(Exercise objective):
Copy out all lines from the entries below in which "this" occurs.

--- Dataset excerpts Enclosed Below ---

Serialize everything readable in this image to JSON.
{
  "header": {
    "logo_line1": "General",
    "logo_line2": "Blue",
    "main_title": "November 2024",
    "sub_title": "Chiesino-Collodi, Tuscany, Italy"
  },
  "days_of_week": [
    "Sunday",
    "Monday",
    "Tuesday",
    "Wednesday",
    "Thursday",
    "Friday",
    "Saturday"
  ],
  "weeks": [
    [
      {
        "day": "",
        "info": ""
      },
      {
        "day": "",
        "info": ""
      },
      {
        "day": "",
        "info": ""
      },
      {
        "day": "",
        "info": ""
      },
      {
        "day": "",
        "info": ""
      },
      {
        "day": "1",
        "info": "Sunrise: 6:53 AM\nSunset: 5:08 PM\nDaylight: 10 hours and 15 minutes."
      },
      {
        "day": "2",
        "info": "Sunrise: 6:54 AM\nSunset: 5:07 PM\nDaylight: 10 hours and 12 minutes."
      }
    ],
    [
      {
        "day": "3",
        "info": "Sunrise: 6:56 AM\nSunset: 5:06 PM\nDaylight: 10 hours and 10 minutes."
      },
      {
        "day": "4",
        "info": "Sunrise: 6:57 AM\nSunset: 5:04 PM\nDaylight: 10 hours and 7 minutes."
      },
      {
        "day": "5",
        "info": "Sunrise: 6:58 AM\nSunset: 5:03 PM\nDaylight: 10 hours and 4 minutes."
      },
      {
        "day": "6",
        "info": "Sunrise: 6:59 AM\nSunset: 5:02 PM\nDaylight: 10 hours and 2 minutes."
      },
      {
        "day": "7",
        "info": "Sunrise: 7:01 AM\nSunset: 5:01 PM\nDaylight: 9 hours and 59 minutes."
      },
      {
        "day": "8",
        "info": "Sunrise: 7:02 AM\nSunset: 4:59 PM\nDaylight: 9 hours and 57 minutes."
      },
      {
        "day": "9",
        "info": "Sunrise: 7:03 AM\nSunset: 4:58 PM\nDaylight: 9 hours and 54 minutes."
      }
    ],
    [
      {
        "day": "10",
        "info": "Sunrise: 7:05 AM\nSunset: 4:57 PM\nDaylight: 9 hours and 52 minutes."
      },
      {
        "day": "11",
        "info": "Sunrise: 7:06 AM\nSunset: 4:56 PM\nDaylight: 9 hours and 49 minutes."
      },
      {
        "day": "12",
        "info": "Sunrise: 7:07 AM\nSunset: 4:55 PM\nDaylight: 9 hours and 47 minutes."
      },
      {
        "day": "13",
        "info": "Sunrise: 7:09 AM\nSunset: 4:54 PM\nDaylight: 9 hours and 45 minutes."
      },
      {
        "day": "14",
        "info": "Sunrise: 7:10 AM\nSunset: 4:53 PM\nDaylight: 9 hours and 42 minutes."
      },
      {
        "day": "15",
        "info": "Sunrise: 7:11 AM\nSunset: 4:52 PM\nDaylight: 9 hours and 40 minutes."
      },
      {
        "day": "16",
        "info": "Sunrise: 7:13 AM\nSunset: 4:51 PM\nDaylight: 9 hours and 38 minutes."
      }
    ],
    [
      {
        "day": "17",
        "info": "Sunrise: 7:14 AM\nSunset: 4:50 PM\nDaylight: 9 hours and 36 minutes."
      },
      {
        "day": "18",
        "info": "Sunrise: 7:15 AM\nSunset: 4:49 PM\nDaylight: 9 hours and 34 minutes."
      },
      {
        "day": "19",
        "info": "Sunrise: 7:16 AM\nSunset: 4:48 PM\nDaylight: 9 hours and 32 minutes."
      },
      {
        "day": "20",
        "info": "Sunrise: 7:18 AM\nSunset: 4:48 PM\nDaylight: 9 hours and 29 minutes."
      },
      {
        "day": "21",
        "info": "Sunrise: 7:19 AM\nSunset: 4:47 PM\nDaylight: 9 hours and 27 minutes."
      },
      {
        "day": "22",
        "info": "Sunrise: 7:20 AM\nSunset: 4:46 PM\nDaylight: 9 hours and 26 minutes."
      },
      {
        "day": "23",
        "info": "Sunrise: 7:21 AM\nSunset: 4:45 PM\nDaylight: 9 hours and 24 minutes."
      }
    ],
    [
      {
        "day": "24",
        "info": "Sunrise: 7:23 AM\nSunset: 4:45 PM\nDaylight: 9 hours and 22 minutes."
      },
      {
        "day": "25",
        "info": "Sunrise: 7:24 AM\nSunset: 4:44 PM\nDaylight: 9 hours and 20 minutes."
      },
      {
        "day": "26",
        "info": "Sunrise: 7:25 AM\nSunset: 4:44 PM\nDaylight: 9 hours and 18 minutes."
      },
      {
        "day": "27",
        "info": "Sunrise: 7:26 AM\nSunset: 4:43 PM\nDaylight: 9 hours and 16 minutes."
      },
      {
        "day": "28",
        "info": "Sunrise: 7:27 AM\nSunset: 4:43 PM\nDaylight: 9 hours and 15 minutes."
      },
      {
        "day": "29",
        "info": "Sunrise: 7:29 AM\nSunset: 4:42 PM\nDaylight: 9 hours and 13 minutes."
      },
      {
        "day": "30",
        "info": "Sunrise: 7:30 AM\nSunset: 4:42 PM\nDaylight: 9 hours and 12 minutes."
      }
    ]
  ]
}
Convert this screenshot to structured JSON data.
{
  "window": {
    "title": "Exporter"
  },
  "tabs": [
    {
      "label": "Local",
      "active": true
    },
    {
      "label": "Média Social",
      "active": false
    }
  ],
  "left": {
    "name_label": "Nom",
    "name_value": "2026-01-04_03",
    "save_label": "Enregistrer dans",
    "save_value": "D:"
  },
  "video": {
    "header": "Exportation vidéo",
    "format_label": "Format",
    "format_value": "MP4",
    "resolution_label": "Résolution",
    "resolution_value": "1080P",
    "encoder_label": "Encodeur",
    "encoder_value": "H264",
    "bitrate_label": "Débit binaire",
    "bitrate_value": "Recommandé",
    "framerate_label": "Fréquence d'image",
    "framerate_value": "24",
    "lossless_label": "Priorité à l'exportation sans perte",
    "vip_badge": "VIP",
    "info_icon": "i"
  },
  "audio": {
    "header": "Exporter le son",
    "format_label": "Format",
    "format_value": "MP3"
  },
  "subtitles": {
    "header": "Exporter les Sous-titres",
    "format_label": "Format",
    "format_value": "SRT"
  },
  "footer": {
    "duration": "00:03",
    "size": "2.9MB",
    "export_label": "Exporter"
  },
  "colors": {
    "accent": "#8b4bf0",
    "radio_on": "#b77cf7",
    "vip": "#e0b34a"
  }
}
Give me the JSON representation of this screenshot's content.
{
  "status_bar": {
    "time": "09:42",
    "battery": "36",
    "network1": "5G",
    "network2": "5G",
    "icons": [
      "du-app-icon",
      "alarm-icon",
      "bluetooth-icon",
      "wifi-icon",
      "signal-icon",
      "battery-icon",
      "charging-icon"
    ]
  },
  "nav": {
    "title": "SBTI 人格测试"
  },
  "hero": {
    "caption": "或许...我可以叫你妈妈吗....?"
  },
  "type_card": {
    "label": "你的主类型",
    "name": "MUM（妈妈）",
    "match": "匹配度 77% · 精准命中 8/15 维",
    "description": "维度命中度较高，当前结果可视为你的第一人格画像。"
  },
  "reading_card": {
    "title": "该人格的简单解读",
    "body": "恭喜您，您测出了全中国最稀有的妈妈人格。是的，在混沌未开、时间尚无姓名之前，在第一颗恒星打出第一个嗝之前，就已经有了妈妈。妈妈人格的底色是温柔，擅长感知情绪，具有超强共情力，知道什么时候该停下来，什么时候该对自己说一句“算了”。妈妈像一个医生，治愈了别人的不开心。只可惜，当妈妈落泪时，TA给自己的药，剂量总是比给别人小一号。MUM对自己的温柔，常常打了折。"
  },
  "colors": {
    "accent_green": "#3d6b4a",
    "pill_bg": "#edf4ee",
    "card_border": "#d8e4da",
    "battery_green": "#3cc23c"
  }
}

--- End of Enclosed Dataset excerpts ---

(Response area):
Serialize everything readable in this image to JSON.
Convert this screenshot to structured JSON data.
Give me the JSON representation of this screenshot's content.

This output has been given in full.